Birds of Beebe Woods, 2012, 24” x 30”

How do you work? Give us some insight into your design process?

When I’m stitching and the process is going well, I almost feel transported into the world I’m creating. 

It’s a refuge from the stresses around me and a way to gain control of something in my life, even if for a short while. Through the repetitive, tactile process, I find a calm satisfaction that helps lead to effective problem solving. I would rather do something over than have it not come out the way I want. Each piece requires figuring out something new, so I need time to work things out. Since I know from the start that it will take a long while to complete each project, I’m realistic about planning enough time and persist until it’s finished.
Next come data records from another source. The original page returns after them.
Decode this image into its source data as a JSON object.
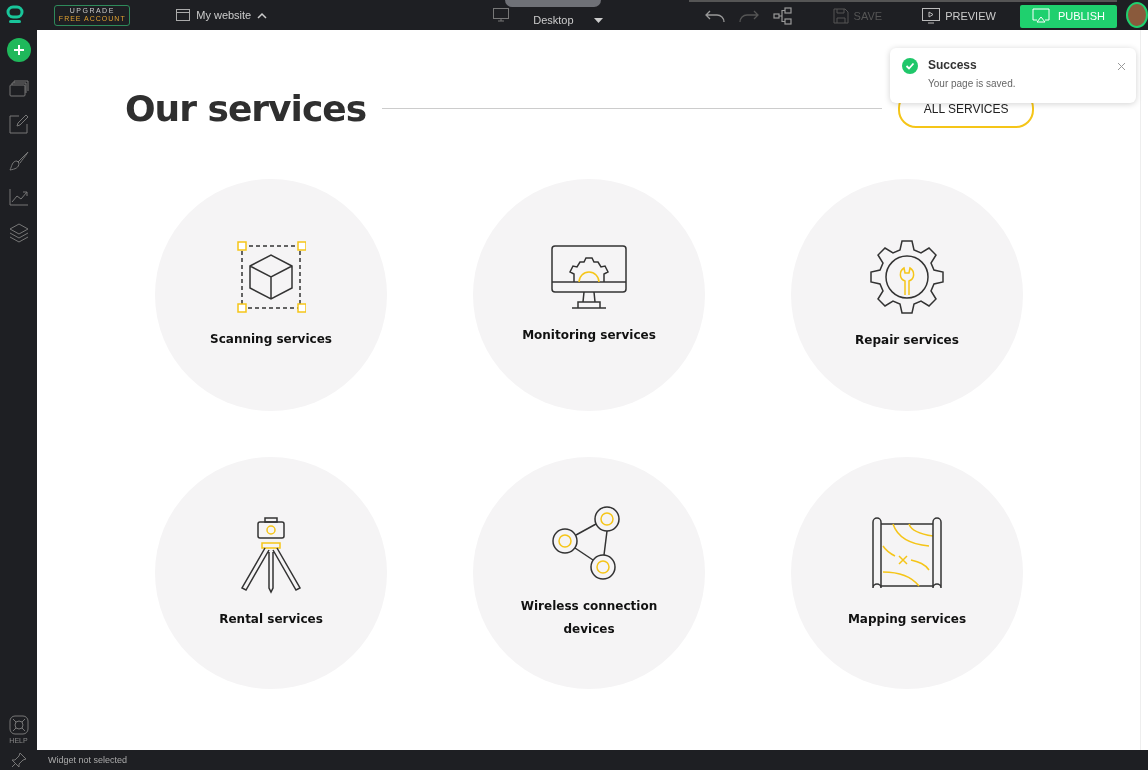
{
  "topbar": {
    "upgrade": {
      "line1": "UPGRADE",
      "line2": "FREE ACCOUNT"
    },
    "site": "My website",
    "device": "Desktop",
    "save": {
      "label": "SAVE",
      "disabled": true
    },
    "preview": "PREVIEW",
    "publish": "PUBLISH"
  },
  "sidebar": {
    "help": "HELP"
  },
  "page": {
    "title": "Our services",
    "all_button": "ALL SERVICES",
    "services": [
      {
        "name": "Scanning services"
      },
      {
        "name": "Monitoring services"
      },
      {
        "name": "Repair services"
      },
      {
        "name": "Rental services"
      },
      {
        "name": "Wireless connection devices"
      },
      {
        "name": "Mapping services"
      }
    ]
  },
  "toast": {
    "title": "Success",
    "message": "Your page is saved."
  },
  "status_bar": "Widget not selected"
}
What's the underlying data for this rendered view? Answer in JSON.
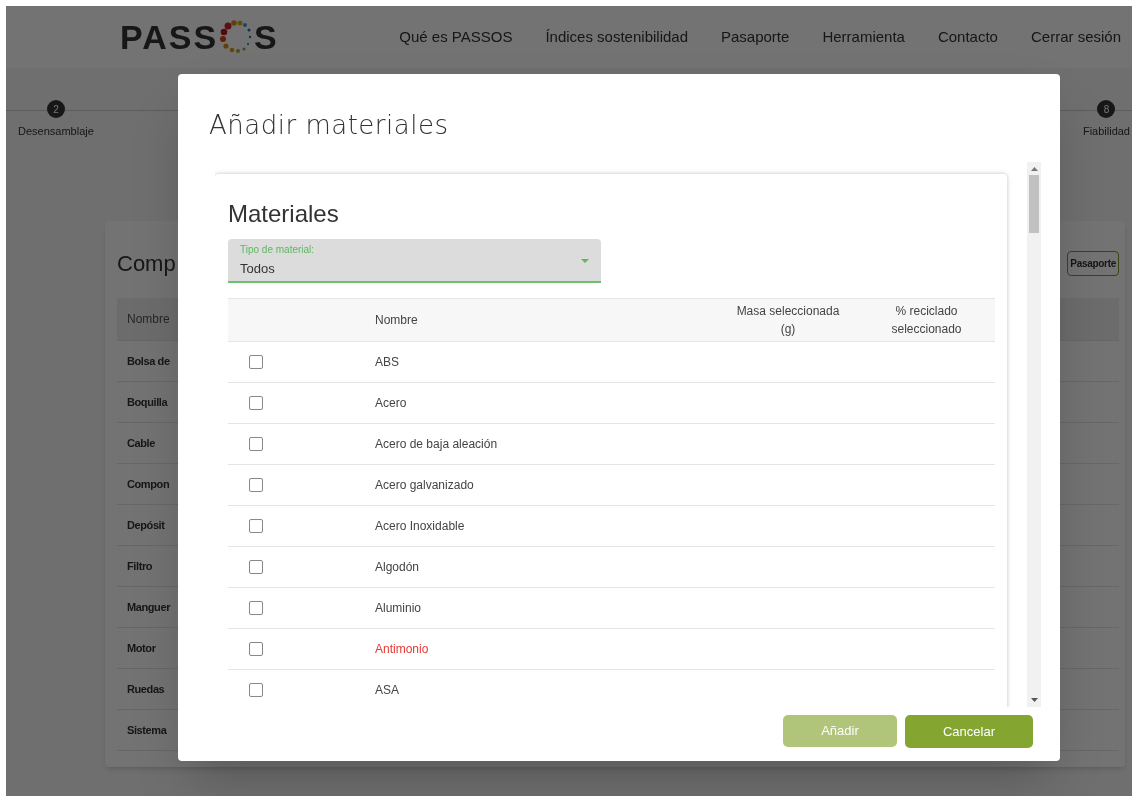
{
  "header": {
    "logo": {
      "text_before": "PASS",
      "text_after": "S"
    },
    "nav": [
      "Qué es PASSOS",
      "Índices sostenibilidad",
      "Pasaporte",
      "Herramienta",
      "Contacto",
      "Cerrar sesión"
    ]
  },
  "stepper": [
    {
      "number": "2",
      "label": "Desensamblaje"
    },
    {
      "number": "8",
      "label": "Fiabilidad"
    }
  ],
  "background_card": {
    "title": "Comp",
    "button": "Pasaporte",
    "column": "Nombre",
    "rows": [
      "Bolsa de",
      "Boquilla",
      "Cable",
      "Compon",
      "Depósit",
      "Filtro",
      "Manguer",
      "Motor",
      "Ruedas",
      "Sistema"
    ]
  },
  "dialog": {
    "title": "Añadir materiales",
    "section_title": "Materiales",
    "filter": {
      "label": "Tipo de material:",
      "value": "Todos"
    },
    "columns": [
      "Nombre",
      "Masa seleccionada (g)",
      "% reciclado seleccionado"
    ],
    "rows": [
      {
        "name": "ABS",
        "checked": false,
        "flagged": false
      },
      {
        "name": "Acero",
        "checked": false,
        "flagged": false
      },
      {
        "name": "Acero de baja aleación",
        "checked": false,
        "flagged": false
      },
      {
        "name": "Acero galvanizado",
        "checked": false,
        "flagged": false
      },
      {
        "name": "Acero Inoxidable",
        "checked": false,
        "flagged": false
      },
      {
        "name": "Algodón",
        "checked": false,
        "flagged": false
      },
      {
        "name": "Aluminio",
        "checked": false,
        "flagged": false
      },
      {
        "name": "Antimonio",
        "checked": false,
        "flagged": true
      },
      {
        "name": "ASA",
        "checked": false,
        "flagged": false
      }
    ],
    "buttons": [
      {
        "label": "Añadir",
        "disabled": true
      },
      {
        "label": "Cancelar",
        "disabled": false
      }
    ]
  }
}
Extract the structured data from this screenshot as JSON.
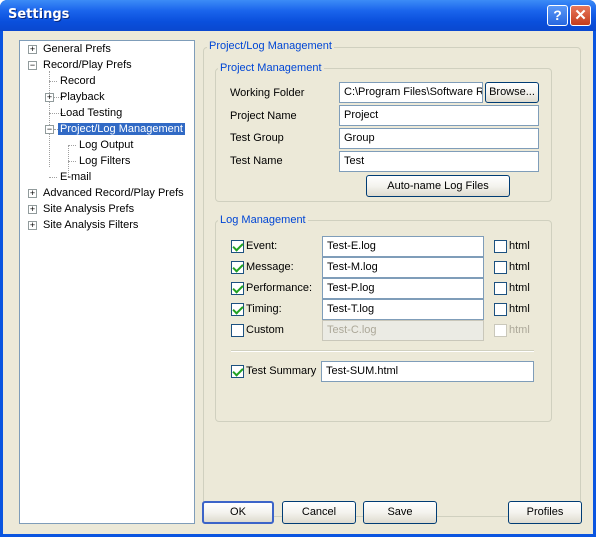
{
  "window": {
    "title": "Settings",
    "help_glyph": "?",
    "close_glyph": "✕"
  },
  "tree": {
    "items": [
      {
        "label": "General Prefs",
        "expander": "+"
      },
      {
        "label": "Record/Play Prefs",
        "expander": "−"
      },
      {
        "label": "Record",
        "expander": ""
      },
      {
        "label": "Playback",
        "expander": "+"
      },
      {
        "label": "Load Testing",
        "expander": ""
      },
      {
        "label": "Project/Log Management",
        "expander": "−",
        "selected": true
      },
      {
        "label": "Log Output",
        "expander": ""
      },
      {
        "label": "Log Filters",
        "expander": ""
      },
      {
        "label": "E-mail",
        "expander": ""
      },
      {
        "label": "Advanced Record/Play Prefs",
        "expander": "+"
      },
      {
        "label": "Site Analysis Prefs",
        "expander": "+"
      },
      {
        "label": "Site Analysis Filters",
        "expander": "+"
      }
    ]
  },
  "panel": {
    "title": "Project/Log Management",
    "project": {
      "title": "Project Management",
      "working_folder_label": "Working Folder",
      "working_folder_value": "C:\\Program Files\\Software R",
      "browse_label": "Browse...",
      "project_name_label": "Project Name",
      "project_name_value": "Project",
      "test_group_label": "Test Group",
      "test_group_value": "Group",
      "test_name_label": "Test Name",
      "test_name_value": "Test",
      "autoname_label": "Auto-name Log Files"
    },
    "log": {
      "title": "Log Management",
      "rows": [
        {
          "label": "Event:",
          "value": "Test-E.log",
          "checked": true,
          "html_label": "html"
        },
        {
          "label": "Message:",
          "value": "Test-M.log",
          "checked": true,
          "html_label": "html"
        },
        {
          "label": "Performance:",
          "value": "Test-P.log",
          "checked": true,
          "html_label": "html"
        },
        {
          "label": "Timing:",
          "value": "Test-T.log",
          "checked": true,
          "html_label": "html"
        },
        {
          "label": "Custom",
          "value": "Test-C.log",
          "checked": false,
          "disabled": true,
          "html_label": "html"
        }
      ],
      "summary_label": "Test Summary",
      "summary_value": "Test-SUM.html",
      "summary_checked": true
    }
  },
  "footer": {
    "ok": "OK",
    "cancel": "Cancel",
    "save": "Save",
    "profiles": "Profiles"
  },
  "colors": {
    "title_bar": "#1a64ec",
    "group_title": "#0046d5",
    "selection": "#316ac5",
    "dialog_bg": "#ece9d8"
  }
}
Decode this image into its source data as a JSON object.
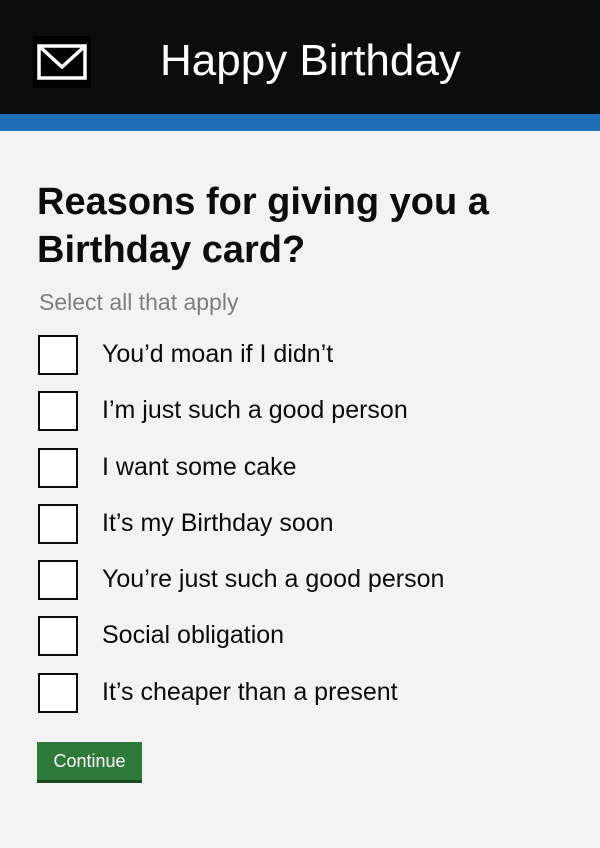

For me, the creative process involves a constant jockeying between the intuitive and the pragmatic parts of my nature. My imagination is full of colors, shapes and emotions that hover, ready to come alive through my fingertips. I find drawing useful for sketching out ideas and designing layouts, but I
discovered a long time ago that I need a more tactile experience to authentically express myself.
Manipulating materials and stitching with a needle and thread by hand helps me communicate what I’m seeing and feeling inside.

Also visit Salley here:

Etsy Shop:



Thursday, December 3, 2015

Florida Regional SAQA Exhibit in MA

The global climate is changing, and manifestations of that change are abundant in some of America's most treasured places, her national parks. The diversity of impacts is as varied as the parks themselves. Rising sea level threatens Cape Cod, Assateague and Point Reyes. Ice is nearly non-existent at Glacier. Flowers bloom earlier in the Great Smoky Mountains and fall colors arrive later along the Cuyahoga and Schuylkill Rivers. Corals bleach at Biscayne and intense storms rip up docks at the Statue of Liberty. At Lowell smoke stacks harken back to the very beginning of the industrial revolution. Elsewhere, migrations are disrupted, fires rage, animals are stranded, lakes dry and oceans acidify. 

Wildfire by Deon Lewis
Maya Schonenberger

Artists are frequently catalysts of change, especially when national parks are involved. Thoughts, fears and concerns were expressed in a variety of textile techniques. The interpretations are as diverse as the problems themselves, but all of them have a common goal: to create an awareness of a vast array of issues facing our planet. 

A juried show of twenty-six art quilts created by over 20 Florida artists is coming to the Boott Reflections Room at the Boott Cotton Mills Museum, 115 John St., Lowell, MA, Sunday, December 6th. The free exhibit will remain at the museum through February 7, 2016. The national tour of Piecing Together a Changing Planet is made possible by SAQA and Biscayne National Park, with support from the National Park Service's Climate Change Response Program, the South Florida National Parks Trust, Les Bouquinistes Book Club, and an anonymous donor. For more details about the exhibit, visit the show's website at, the park's website at or call 978-970-5241.